20th June, 1996

Other attached reports:

  • Coming Events
  • Recent McLibel Trial Evidence
  • Notes to Editors

  • 5 Caledonian Road, London N1 9DX, UK.

    Tel/Fax +44-(0)171 713 1269

    on Friday 28th June 1996

    The McLibel Trial, between the $26 billion a year McDonald's Corporation and two supporters of London Greenpeace (Helen Steel & Dave Morris), began on 28th June 1994 and is now set to run to the end of 1996. It is already the longest civil case in British history: there have been 266 days in court so far. The previous longest libel trial lasted 101 days, and the previous longest civil case 198 days.

    The main reason that the case is taking so long is because McDonald's is alleging that every criticism in the Factsheet is libellous. Those criticisms are common sense views on matters of great public interest. Defending such views makes the case very wide-ranging and has resulted in 180 witnesses being called. Often, McDonald's is forcing Steel & Morris to prove the obvious - for example, that much of its packaging ends up as litter, that diet is linked to ill-health, and that McDonald's pays low wages to its workers.

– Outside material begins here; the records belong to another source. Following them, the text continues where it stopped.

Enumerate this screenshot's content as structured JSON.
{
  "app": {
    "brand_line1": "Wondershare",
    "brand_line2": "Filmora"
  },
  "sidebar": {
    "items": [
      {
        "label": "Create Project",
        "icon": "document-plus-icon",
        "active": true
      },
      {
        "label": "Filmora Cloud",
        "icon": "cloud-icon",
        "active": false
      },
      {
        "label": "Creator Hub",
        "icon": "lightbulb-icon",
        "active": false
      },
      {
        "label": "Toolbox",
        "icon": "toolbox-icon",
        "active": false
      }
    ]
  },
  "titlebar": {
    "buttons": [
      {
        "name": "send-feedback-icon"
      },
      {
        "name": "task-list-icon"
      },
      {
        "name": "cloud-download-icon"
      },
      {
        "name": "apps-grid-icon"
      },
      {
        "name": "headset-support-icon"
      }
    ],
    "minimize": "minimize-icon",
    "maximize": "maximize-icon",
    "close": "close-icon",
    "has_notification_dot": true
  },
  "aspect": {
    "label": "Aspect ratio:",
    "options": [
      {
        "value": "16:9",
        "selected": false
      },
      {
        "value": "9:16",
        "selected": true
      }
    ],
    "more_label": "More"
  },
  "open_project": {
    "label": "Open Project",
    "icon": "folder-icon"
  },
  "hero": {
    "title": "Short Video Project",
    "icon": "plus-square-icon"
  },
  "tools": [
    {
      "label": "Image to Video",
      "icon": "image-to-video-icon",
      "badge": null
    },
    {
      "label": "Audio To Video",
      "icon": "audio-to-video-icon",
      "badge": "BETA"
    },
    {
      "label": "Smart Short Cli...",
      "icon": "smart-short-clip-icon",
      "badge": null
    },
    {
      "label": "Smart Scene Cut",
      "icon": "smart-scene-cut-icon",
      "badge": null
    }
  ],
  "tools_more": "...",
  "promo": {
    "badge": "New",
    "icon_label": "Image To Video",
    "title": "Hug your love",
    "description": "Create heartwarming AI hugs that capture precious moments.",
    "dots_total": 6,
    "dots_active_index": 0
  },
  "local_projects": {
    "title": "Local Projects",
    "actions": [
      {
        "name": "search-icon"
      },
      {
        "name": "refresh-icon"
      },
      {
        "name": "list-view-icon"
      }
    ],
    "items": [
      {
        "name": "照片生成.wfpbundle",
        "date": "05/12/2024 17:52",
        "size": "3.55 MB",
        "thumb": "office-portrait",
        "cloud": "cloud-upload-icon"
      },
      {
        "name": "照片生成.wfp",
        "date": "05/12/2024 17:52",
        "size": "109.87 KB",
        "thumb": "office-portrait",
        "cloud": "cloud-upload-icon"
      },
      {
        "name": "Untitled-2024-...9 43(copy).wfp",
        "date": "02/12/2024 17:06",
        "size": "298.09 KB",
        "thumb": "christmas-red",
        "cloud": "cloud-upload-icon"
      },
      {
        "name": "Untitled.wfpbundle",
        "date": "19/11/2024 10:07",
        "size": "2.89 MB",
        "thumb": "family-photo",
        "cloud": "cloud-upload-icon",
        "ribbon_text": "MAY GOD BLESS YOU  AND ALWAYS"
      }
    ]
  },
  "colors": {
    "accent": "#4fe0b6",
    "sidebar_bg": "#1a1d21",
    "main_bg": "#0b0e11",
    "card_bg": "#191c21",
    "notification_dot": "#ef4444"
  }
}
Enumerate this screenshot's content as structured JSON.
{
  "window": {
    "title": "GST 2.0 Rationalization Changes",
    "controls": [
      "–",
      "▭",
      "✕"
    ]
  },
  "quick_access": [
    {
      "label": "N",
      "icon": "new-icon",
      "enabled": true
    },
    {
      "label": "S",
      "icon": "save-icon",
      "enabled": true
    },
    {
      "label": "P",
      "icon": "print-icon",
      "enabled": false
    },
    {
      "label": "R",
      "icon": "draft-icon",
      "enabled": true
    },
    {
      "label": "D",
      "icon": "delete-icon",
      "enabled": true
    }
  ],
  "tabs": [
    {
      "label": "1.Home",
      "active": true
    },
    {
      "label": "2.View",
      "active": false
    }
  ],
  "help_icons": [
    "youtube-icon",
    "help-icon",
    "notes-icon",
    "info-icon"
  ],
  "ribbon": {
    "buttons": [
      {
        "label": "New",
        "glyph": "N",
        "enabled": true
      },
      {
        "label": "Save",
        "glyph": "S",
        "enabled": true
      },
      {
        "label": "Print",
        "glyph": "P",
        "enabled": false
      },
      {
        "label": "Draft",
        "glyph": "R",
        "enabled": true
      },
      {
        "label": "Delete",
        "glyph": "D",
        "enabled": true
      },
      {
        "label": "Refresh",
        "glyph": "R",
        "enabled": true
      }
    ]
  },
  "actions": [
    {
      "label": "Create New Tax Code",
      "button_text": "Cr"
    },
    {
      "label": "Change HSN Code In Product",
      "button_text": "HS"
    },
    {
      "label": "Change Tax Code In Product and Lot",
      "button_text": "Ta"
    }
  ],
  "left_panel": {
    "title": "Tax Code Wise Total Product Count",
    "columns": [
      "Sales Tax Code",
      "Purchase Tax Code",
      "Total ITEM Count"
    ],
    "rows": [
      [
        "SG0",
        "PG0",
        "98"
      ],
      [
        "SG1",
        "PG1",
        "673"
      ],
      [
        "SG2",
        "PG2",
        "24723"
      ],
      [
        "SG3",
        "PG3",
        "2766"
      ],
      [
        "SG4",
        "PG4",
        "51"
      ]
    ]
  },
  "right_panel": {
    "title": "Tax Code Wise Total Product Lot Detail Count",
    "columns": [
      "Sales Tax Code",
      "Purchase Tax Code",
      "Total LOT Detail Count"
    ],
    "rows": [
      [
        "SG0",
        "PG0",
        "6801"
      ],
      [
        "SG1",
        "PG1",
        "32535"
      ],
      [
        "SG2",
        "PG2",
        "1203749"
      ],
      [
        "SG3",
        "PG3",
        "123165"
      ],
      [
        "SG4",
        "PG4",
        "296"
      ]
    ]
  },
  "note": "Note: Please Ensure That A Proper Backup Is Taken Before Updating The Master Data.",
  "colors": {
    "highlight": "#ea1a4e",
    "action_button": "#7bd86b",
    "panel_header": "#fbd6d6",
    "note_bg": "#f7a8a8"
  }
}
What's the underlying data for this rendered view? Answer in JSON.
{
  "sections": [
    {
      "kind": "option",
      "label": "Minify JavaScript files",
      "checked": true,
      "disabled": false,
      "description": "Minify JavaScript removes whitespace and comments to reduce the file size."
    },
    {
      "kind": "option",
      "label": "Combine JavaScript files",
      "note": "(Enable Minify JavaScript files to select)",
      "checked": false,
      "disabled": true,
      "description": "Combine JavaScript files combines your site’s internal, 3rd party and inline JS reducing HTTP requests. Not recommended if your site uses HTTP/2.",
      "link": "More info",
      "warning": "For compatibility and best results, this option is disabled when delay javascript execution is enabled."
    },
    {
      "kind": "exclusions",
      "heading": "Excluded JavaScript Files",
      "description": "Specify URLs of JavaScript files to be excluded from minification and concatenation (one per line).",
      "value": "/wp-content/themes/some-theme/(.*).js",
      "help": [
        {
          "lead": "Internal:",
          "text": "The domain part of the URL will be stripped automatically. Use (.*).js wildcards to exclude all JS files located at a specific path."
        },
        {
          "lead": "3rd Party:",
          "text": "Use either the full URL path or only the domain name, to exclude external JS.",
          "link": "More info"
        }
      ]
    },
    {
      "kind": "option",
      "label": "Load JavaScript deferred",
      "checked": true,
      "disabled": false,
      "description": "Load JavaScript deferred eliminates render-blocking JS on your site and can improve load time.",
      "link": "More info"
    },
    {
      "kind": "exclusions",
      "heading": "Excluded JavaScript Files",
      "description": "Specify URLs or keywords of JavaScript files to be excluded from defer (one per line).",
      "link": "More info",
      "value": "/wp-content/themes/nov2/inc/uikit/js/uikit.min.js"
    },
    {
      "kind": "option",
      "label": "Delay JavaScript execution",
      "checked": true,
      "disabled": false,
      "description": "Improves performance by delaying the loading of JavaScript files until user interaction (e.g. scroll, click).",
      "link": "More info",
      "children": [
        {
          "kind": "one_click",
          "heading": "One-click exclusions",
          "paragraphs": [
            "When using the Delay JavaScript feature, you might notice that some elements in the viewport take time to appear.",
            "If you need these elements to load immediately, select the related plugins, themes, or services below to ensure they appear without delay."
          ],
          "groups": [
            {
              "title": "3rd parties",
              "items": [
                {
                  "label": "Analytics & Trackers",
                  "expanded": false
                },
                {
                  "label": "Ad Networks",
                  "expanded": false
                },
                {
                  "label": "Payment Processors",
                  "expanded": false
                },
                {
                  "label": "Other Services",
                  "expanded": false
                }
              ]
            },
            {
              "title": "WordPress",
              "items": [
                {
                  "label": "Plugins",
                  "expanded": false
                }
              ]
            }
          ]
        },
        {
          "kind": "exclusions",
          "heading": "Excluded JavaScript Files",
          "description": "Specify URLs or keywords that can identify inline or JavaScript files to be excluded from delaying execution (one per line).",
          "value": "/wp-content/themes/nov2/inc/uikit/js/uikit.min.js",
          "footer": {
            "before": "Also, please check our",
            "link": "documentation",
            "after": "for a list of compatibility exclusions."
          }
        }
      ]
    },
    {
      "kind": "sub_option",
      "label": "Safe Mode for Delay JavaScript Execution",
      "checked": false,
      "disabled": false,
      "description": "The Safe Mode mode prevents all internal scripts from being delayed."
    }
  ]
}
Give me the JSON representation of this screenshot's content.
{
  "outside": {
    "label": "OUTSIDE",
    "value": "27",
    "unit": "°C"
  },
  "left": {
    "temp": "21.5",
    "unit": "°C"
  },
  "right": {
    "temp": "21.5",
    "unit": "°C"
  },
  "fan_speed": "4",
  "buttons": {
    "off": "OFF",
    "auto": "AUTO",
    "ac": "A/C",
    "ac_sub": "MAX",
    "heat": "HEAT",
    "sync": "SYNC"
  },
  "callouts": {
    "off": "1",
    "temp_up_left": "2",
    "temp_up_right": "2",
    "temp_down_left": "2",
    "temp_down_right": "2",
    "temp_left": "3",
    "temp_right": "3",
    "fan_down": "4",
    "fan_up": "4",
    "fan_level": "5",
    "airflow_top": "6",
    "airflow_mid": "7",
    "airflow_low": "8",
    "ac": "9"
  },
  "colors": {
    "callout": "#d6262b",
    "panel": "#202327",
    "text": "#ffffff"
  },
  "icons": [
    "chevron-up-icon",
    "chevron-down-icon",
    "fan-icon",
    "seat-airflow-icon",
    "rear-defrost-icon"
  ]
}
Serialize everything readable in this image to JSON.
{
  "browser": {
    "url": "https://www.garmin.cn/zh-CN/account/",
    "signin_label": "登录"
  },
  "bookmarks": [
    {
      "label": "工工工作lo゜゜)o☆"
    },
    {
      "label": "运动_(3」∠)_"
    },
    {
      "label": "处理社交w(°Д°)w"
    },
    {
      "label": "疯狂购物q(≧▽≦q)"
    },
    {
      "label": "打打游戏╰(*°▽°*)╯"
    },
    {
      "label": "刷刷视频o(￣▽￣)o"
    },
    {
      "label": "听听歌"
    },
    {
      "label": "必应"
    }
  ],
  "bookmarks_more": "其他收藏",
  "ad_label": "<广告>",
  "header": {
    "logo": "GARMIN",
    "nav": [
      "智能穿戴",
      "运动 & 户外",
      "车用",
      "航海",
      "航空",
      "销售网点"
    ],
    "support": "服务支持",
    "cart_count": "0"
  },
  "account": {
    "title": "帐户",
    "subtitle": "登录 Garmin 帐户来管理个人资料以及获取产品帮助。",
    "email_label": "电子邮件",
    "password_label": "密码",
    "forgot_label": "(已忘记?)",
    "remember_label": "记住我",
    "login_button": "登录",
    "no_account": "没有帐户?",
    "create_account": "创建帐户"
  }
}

    There will be a picket outside the High Court on 28th June this year (between 9.30am & 11.30am) to mark the second anniversary of the Trial. The McLibel Two will be present and will make a personal statement outside the court.


    The court is currently hearing evidence on 'Publication', in which McDonald's are trying to prove their assertion that Steel & Morris published and distributed the London Greenpeace Factsheet "What's Wrong With McDonald's?". Four of the seven private investigators employed by McDonald's to infiltrate London Greenpeace (Oct '89 to May '91) have recently given evidence, and have admitted distributing the Factsheet which is the subject of the libel action! The Defendants have formally submitted that McDonald's thereby consented to its publication.

    Another of the 'enquiry agents' who "felt very uncomfortable" infiltrating London Greenpeace and who "did not think there was anything wrong with what the group was doing" will be testifying for the Defence on Friday 28th June, the second anniversary.

    It has also been admitted recently during the cross-examination of Sid Nicholson (McDonald's UK Vice-President) that in addition to information obtained from enquiry agents, McDonald's received information on anti-McDonald's protestors from Special Branch (a division of the police) and the Economic League (a shadowy organisation which kept 'blacklists' of political and trade union activists).

    See attached reports of some of the recent evidence in the case on McDonald's connections with rainforest destruction, on the infiltration of London Greenpeace, and on McDonald's use of Special Branch and the Economic League.

    The court is open to members of the press and public, most days from 10.30am in Court 35, Royal Courts of Justice, Strand, London WC2. Ring 0171 713 1269 for details - or look at the Come To Court page.


    Criticisms were aired at the Shareholders' Meeting of the McDonald's Corporation in Chicago on 23rd May 1996. Mike Quinlan (Chairman and Chief Executive) was harangued on whether it is in shareholders' best interests to continue pursuing the humiliating and disasterous McLibel law suit. He was asked: "How much money has the Corporation spent on the trial? Mr Quinlan said a year ago that it was "coming to a wrap soon" but it's now the longest civil case in British history and is still continuing at an estimated cost of $10,000 per day. Is it true that the Corporation is so worried about the way the case is going and the bad publicity the company is receiving that on two occasions members of the US Board of Directors have flown to London to meet the McLibel Two in a failed attempt to negotiate a settlement* to the case?" Mr Quinlan refused to answer the question! * See note (5) below.